This is the front dust jacket. Note the chips at the top and the sunning that faded the words "A Streetcar". The dust jacket is made of pretty poor quality paper, and most of them don't survive well, especially when the play was such a success. Note also Lustig's facsimile signature at the bottom left corner.

This is the back of the dust jacket. Again there are chips at the top. The design is identical to the front but without the wordings.

This picture doesn't show it well, but the spine is usually the most heavily tanned section. I've seen spines so tanned the author's name is hardly readable. This book also suffers the same problem, albeit at a lesser degree.

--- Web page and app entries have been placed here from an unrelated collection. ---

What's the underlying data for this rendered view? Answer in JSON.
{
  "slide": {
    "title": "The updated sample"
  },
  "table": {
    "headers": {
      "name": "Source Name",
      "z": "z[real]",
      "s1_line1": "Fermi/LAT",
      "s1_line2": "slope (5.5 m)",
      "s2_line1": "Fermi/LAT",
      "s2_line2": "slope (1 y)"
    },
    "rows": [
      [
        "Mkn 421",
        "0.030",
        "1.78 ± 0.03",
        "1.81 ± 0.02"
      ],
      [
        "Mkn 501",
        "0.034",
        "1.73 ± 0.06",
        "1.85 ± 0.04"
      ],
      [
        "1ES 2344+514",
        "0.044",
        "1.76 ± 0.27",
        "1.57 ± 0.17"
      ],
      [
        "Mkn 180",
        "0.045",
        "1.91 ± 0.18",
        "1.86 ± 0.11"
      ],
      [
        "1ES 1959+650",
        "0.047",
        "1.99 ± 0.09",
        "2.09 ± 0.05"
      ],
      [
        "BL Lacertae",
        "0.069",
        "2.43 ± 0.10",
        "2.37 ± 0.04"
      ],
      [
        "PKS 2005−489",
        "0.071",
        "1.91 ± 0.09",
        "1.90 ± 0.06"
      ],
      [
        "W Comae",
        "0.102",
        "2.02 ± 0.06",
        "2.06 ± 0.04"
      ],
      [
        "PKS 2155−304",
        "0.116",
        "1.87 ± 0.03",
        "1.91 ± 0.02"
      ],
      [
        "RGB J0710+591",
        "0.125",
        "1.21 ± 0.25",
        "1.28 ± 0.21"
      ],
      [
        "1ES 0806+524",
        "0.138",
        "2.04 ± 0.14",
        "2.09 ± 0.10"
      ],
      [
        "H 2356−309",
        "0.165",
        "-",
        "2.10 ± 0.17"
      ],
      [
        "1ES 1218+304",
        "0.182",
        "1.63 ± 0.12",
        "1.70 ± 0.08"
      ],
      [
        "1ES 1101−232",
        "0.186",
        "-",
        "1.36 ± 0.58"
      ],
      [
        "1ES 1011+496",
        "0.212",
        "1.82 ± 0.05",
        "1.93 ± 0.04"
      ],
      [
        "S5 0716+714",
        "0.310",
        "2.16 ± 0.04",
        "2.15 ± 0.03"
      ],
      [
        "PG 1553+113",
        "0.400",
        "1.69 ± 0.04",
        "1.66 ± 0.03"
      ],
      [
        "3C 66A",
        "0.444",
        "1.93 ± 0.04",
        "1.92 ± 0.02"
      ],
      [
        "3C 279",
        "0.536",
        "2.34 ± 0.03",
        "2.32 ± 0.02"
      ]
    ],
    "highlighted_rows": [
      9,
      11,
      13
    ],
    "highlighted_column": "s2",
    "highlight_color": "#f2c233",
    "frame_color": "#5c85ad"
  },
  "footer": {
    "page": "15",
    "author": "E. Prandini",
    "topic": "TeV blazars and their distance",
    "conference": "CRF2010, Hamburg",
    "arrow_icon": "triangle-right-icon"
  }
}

Unclipped dust jacket. A very important plus point.

This is the back flap that lists 11 books also published by New Directions.

The boards have the same design as the dust jacket. So a mint dust jacket should look like that. There are such copies in the market and they usually go for over 2,000USD. If you find one, be sure to check if the jacket is a facsimile.
The bottom edges are shelf worn and the corners are bumped.

This is the full title page.

This is the copyright page. There should be no mention of additional prints.

The next page is a cast list of the play's premier on 3 Dec 1947. Legend has it that the audience gave a 30min standing ovation. Marlon Brando plays Stanley and Jessica Tandy as Blanche.

The next page is a character list.

On the verso is an epigraph from Hart Crane.

The page starts on page 9 with a Negro woman speaking to Eunice.

These are the last 2 pages. Note Blanche's famed line on page 170: "Whoever you are - I have always depended on the kindness of strangers". One of the reasons I love first editions is I get to see famous lines in their full originality. Here, we now know it is a hyphen rather than the commonly seen comma.


Popular Posts